(Website and app data records)
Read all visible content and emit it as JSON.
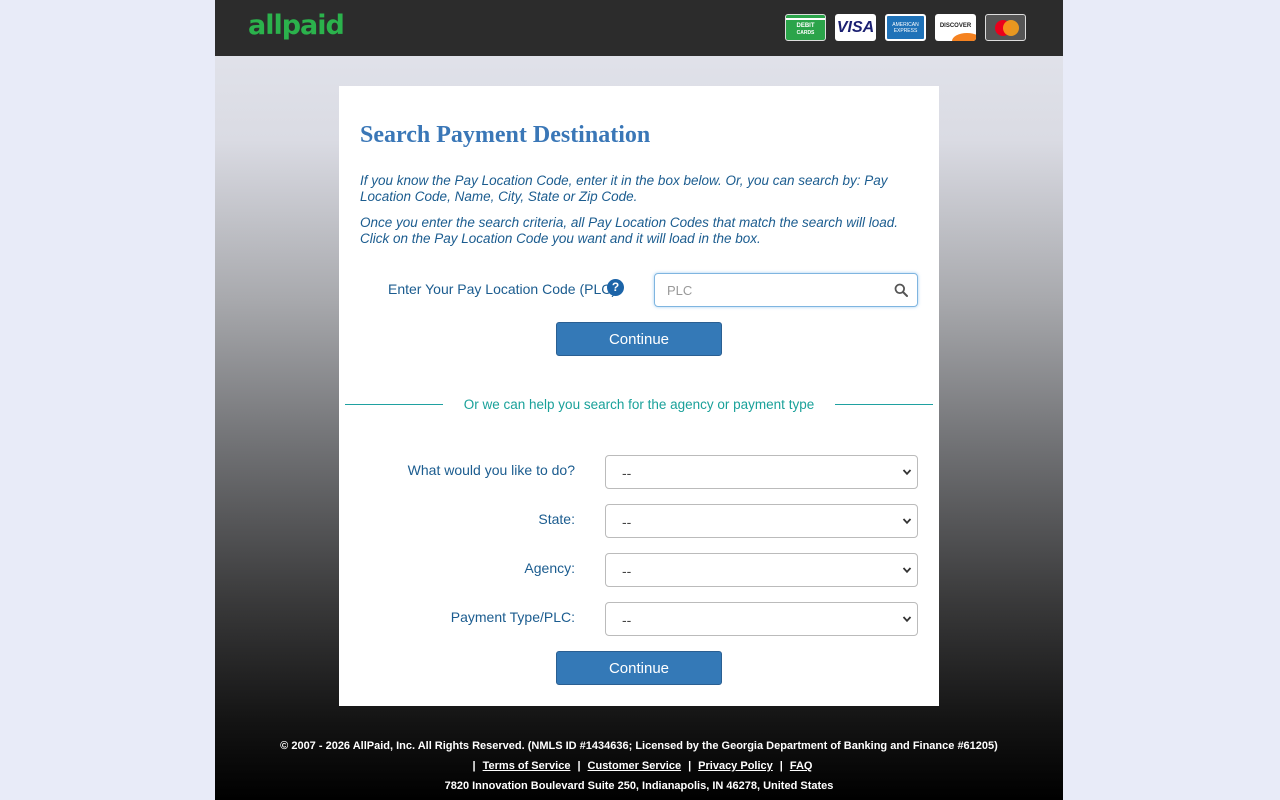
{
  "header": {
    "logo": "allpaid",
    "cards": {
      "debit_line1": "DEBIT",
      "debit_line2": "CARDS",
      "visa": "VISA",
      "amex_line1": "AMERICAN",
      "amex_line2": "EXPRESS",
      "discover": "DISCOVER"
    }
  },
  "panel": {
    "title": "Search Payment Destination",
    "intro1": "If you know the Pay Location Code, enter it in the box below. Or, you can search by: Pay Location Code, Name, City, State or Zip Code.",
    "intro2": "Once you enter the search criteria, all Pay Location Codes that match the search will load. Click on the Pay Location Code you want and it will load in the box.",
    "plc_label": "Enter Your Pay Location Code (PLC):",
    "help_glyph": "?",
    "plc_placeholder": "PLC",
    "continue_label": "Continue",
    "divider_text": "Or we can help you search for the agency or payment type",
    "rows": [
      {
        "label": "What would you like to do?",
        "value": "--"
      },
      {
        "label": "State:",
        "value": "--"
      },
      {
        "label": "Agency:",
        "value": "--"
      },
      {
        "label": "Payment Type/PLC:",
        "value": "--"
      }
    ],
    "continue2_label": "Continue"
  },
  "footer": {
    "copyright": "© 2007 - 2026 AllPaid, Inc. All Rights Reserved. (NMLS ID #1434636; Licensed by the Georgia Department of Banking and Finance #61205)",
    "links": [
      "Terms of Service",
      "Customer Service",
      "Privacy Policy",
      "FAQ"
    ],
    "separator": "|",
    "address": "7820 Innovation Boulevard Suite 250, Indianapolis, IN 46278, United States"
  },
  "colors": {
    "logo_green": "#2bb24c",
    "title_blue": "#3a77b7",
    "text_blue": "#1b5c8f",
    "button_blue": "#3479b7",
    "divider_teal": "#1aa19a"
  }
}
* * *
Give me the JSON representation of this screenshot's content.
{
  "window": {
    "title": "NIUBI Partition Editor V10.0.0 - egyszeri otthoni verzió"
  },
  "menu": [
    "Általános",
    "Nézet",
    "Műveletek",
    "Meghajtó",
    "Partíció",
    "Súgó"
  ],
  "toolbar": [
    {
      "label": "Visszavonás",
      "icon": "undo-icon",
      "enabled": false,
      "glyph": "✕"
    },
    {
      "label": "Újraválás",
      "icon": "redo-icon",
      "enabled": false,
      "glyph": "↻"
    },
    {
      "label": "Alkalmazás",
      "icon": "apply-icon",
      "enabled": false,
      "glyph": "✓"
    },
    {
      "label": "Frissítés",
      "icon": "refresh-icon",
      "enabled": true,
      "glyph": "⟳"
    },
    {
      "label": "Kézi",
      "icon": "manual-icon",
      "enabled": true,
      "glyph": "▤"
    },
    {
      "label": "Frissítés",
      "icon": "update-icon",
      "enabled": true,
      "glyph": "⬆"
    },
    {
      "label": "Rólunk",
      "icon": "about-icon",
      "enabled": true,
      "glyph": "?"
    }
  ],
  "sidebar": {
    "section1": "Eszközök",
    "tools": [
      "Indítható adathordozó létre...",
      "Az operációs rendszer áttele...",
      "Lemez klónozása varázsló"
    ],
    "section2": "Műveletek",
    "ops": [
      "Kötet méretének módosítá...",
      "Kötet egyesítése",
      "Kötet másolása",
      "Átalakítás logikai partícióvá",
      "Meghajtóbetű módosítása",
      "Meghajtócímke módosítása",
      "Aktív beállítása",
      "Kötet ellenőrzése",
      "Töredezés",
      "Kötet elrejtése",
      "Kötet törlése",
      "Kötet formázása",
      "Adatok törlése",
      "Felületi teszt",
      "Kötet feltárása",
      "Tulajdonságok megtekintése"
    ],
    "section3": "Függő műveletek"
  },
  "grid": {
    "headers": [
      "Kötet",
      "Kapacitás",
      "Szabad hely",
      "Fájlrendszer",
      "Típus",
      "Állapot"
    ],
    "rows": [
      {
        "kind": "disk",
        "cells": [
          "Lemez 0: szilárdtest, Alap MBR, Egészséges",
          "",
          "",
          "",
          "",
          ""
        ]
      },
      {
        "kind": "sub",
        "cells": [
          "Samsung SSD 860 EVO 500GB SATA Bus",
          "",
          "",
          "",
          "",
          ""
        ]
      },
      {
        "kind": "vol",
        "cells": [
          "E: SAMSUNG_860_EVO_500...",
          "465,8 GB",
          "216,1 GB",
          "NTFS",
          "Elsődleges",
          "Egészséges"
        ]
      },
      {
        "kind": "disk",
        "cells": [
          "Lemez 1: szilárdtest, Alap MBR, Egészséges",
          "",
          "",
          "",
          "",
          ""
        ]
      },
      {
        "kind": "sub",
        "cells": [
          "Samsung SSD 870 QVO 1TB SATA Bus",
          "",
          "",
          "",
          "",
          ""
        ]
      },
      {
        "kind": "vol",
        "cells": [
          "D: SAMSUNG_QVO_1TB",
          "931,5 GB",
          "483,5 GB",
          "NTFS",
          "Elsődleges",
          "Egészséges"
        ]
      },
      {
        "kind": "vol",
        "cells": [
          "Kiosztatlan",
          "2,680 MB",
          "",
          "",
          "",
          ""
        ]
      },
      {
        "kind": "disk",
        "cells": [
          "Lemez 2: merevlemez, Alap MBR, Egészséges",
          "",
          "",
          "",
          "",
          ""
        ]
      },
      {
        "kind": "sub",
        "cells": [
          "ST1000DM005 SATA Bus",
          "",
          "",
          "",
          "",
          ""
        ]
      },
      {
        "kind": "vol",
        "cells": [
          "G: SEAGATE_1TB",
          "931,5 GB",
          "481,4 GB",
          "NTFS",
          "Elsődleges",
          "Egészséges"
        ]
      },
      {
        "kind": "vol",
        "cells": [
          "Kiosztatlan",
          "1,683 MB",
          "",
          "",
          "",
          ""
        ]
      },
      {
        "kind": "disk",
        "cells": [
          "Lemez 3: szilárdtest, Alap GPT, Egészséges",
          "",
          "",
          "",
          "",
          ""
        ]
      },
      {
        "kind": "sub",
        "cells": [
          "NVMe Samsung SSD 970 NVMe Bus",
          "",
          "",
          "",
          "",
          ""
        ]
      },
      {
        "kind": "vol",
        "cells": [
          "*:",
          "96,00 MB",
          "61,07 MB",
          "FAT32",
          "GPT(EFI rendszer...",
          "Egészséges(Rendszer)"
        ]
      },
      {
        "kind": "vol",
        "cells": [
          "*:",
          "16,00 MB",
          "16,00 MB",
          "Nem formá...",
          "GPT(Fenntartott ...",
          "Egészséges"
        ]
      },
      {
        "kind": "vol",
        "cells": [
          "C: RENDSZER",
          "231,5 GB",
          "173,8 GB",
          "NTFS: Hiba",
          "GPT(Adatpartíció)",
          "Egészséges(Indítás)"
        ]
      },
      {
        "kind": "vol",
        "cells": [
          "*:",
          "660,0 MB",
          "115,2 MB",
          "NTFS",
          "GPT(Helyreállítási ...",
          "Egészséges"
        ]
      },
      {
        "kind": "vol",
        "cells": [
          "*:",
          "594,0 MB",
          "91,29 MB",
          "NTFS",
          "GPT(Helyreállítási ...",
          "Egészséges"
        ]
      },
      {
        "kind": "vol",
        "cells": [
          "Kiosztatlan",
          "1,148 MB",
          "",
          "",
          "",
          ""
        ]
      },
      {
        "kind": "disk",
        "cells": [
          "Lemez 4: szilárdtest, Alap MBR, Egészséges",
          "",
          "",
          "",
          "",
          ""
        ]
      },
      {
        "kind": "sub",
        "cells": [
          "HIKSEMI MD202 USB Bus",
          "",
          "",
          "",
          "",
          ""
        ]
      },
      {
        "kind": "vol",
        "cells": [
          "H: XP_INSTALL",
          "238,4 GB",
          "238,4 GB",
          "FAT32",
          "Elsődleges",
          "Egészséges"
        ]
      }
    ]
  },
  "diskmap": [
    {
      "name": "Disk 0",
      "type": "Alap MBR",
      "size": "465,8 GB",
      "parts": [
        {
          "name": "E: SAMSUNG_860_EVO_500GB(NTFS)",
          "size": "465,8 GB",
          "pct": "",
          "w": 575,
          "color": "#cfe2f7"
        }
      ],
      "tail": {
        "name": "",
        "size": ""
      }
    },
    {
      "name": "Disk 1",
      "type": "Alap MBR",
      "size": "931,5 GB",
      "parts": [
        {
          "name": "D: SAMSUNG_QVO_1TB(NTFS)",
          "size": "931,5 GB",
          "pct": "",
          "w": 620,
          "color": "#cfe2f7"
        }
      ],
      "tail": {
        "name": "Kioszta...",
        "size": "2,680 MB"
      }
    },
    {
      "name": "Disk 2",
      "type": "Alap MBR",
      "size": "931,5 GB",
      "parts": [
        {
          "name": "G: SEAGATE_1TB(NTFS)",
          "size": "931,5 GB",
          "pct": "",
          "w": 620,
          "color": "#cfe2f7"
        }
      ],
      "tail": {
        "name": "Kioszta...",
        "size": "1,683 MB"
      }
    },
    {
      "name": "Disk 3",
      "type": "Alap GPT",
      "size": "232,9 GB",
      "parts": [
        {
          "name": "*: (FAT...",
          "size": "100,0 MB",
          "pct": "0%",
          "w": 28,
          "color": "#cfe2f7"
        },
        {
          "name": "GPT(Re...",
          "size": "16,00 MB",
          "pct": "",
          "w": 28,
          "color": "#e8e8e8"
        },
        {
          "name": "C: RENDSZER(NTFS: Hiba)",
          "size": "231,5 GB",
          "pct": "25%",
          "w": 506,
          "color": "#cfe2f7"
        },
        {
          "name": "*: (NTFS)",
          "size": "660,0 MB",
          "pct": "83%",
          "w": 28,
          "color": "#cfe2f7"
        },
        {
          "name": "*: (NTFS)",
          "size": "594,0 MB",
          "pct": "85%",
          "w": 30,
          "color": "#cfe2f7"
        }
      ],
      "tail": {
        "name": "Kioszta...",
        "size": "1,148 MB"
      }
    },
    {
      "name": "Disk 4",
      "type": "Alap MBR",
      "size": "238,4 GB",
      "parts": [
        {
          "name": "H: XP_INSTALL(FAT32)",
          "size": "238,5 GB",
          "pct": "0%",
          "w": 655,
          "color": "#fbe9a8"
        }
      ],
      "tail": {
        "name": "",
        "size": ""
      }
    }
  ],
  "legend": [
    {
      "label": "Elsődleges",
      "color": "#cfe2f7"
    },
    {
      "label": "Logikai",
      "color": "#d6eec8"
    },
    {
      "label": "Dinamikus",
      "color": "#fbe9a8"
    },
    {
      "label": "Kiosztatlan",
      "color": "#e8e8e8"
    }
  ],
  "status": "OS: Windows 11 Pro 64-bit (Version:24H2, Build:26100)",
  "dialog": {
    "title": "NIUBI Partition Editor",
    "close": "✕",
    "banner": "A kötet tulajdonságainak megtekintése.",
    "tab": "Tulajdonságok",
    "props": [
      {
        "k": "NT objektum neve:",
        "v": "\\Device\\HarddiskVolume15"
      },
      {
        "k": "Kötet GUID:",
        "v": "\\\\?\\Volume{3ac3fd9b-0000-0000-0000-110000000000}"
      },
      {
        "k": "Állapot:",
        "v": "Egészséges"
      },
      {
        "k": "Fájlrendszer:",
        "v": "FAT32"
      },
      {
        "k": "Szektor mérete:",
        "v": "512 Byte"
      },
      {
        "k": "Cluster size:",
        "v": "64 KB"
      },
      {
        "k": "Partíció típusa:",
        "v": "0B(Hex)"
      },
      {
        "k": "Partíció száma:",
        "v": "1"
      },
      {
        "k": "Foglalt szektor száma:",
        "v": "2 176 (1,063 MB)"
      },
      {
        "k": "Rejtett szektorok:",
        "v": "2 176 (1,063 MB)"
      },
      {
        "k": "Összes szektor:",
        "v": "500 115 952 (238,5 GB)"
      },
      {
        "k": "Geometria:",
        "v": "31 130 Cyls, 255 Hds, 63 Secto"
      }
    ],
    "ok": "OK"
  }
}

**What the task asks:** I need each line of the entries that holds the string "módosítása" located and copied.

**Finished task:**
      "Meghajtóbetű módosítása",
      "Meghajtócímke módosítása",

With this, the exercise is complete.